## Your assignment:
In the entries below, how many lines hold the string "partition"? Answer with the number only.

++++++++++++++++++++

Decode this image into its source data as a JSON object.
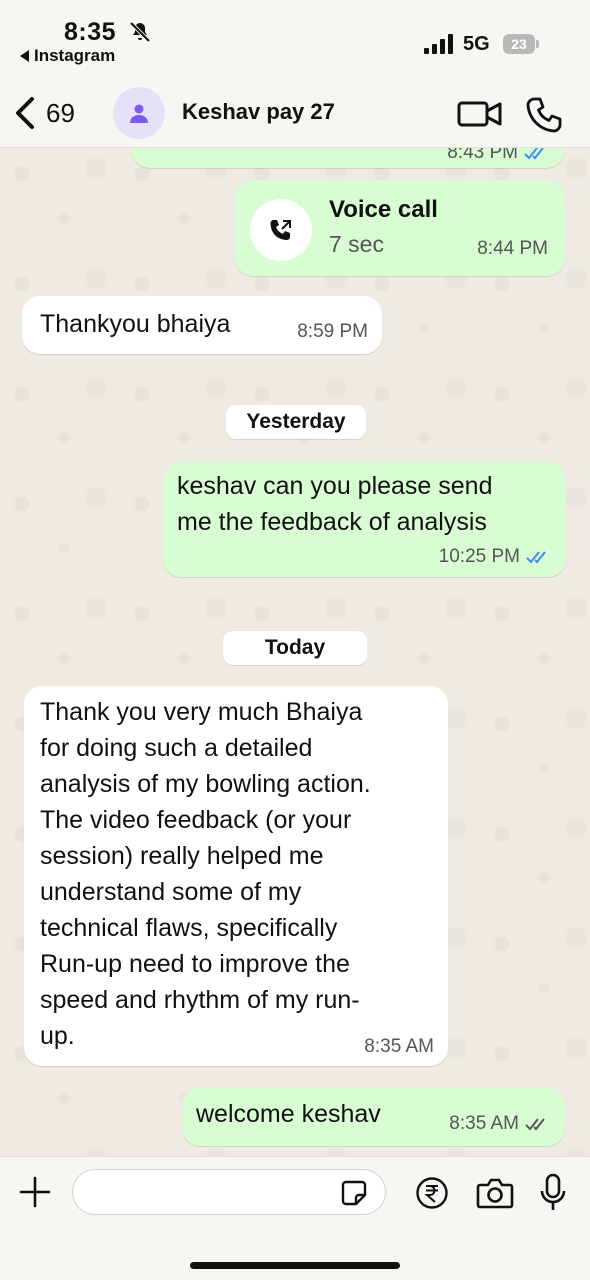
{
  "status_bar": {
    "time": "8:35",
    "back_app": "Instagram",
    "network": "5G",
    "battery": "23",
    "icons": [
      "bell-off-icon",
      "signal-icon",
      "battery-icon"
    ]
  },
  "header": {
    "back_count": "69",
    "contact_name": "Keshav pay 27",
    "icons": [
      "chevron-left-icon",
      "person-icon",
      "video-icon",
      "phone-icon"
    ]
  },
  "chat": {
    "top_partial_time": "8:43 PM",
    "voice_call": {
      "title": "Voice call",
      "duration": "7 sec",
      "time": "8:44 PM"
    },
    "msg_thanks": {
      "text": "Thankyou bhaiya",
      "time": "8:59 PM"
    },
    "date_yesterday": "Yesterday",
    "msg_request": {
      "lines": [
        "keshav can you please send",
        "me the feedback of analysis"
      ],
      "time": "10:25 PM"
    },
    "date_today": "Today",
    "msg_long": {
      "lines": [
        "Thank you very much Bhaiya",
        "for doing such a detailed",
        "analysis of my bowling action.",
        "The video feedback (or your",
        "session) really helped me",
        "understand some of my",
        "technical flaws, specifically",
        "Run-up need to improve the",
        "speed and rhythm of my run-",
        "up."
      ],
      "time": "8:35 AM"
    },
    "msg_welcome": {
      "text": "welcome keshav",
      "time": "8:35 AM"
    },
    "colors": {
      "outgoing": "#d9fdd3",
      "incoming": "#ffffff",
      "read_ticks": "#3f8cf2",
      "avatar_bg": "#e6e0f8",
      "avatar_fg": "#7a5cf0"
    }
  },
  "input_bar": {
    "placeholder": "",
    "icons": [
      "plus-icon",
      "sticker-icon",
      "rupee-icon",
      "camera-icon",
      "microphone-icon"
    ]
  }
}
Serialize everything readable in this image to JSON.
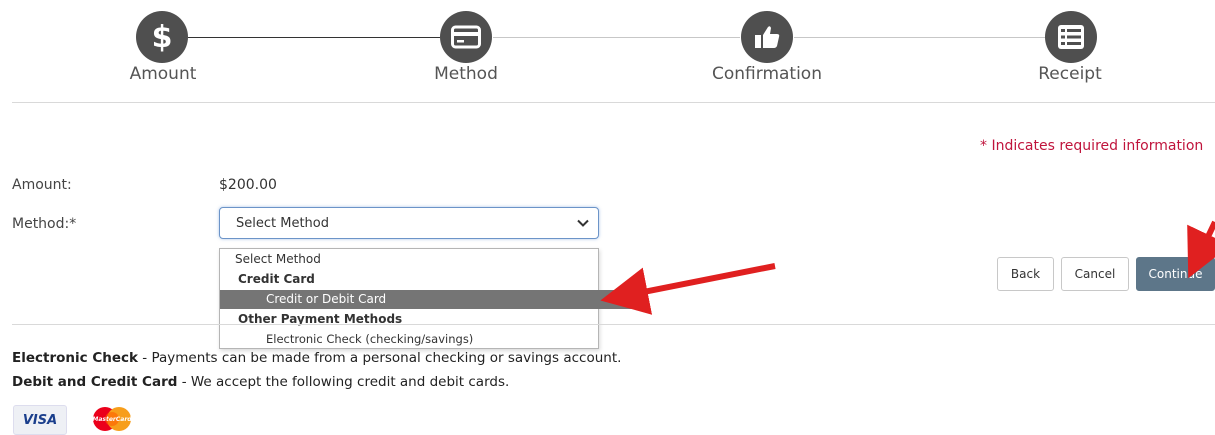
{
  "stepper": {
    "steps": [
      {
        "label": "Amount",
        "icon": "dollar-icon"
      },
      {
        "label": "Method",
        "icon": "credit-card-icon"
      },
      {
        "label": "Confirmation",
        "icon": "thumbs-up-icon"
      },
      {
        "label": "Receipt",
        "icon": "list-icon"
      }
    ],
    "current_step": 2
  },
  "required_note": "* Indicates required information",
  "form": {
    "amount_label": "Amount:",
    "amount_value": "$200.00",
    "method_label": "Method:*",
    "method_selected": "Select Method",
    "method_options": {
      "placeholder": "Select Method",
      "group_credit": "Credit Card",
      "credit_or_debit": "Credit or Debit Card",
      "group_other": "Other Payment Methods",
      "echeck": "Electronic Check (checking/savings)"
    }
  },
  "buttons": {
    "back": "Back",
    "cancel": "Cancel",
    "continue": "Continue"
  },
  "info": {
    "echeck_title": "Electronic Check",
    "echeck_text": " - Payments can be made from a personal checking or savings account.",
    "card_title": "Debit and Credit Card",
    "card_text": " - We accept the following credit and debit cards."
  },
  "cards": {
    "visa": "VISA",
    "mastercard": "MasterCard"
  },
  "colors": {
    "step_circle": "#4f4f4f",
    "required_red": "#c0143c",
    "selected_option": "#757575",
    "continue_button": "#5d7689",
    "annotation_arrow": "#e02020"
  }
}
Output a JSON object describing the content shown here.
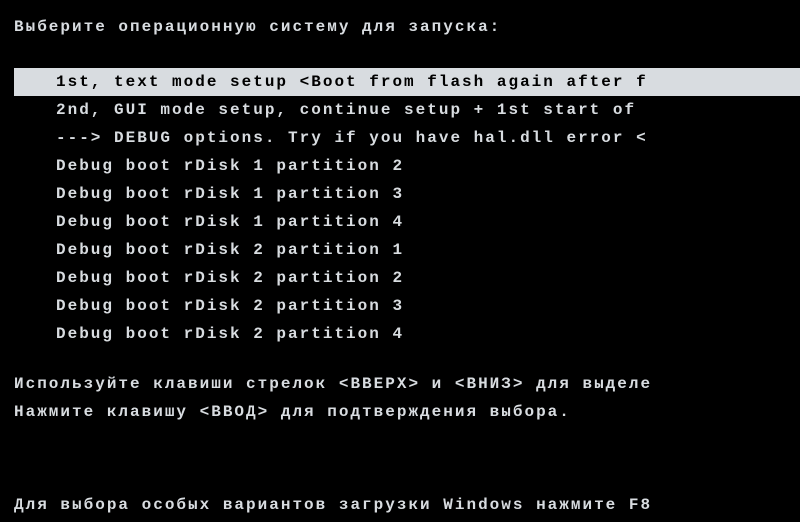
{
  "header": {
    "title": "Выберите операционную систему для запуска:"
  },
  "boot_options": [
    {
      "label": "1st, text mode setup <Boot from flash again after f",
      "selected": true
    },
    {
      "label": "2nd, GUI mode setup, continue setup + 1st start of ",
      "selected": false
    },
    {
      "label": "---> DEBUG options. Try if you have hal.dll error <",
      "selected": false
    },
    {
      "label": "Debug boot rDisk 1 partition 2",
      "selected": false
    },
    {
      "label": "Debug boot rDisk 1 partition 3",
      "selected": false
    },
    {
      "label": "Debug boot rDisk 1 partition 4",
      "selected": false
    },
    {
      "label": "Debug boot rDisk 2 partition 1",
      "selected": false
    },
    {
      "label": "Debug boot rDisk 2 partition 2",
      "selected": false
    },
    {
      "label": "Debug boot rDisk 2 partition 3",
      "selected": false
    },
    {
      "label": "Debug boot rDisk 2 partition 4",
      "selected": false
    }
  ],
  "instructions": {
    "line1": "Используйте клавиши стрелок <ВВЕРХ> и <ВНИЗ> для выделе",
    "line2": "Нажмите клавишу <ВВОД> для подтверждения выбора."
  },
  "footer": {
    "text": "Для выбора особых вариантов загрузки Windows нажмите F8"
  }
}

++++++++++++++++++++

## Answer to this exercise:
7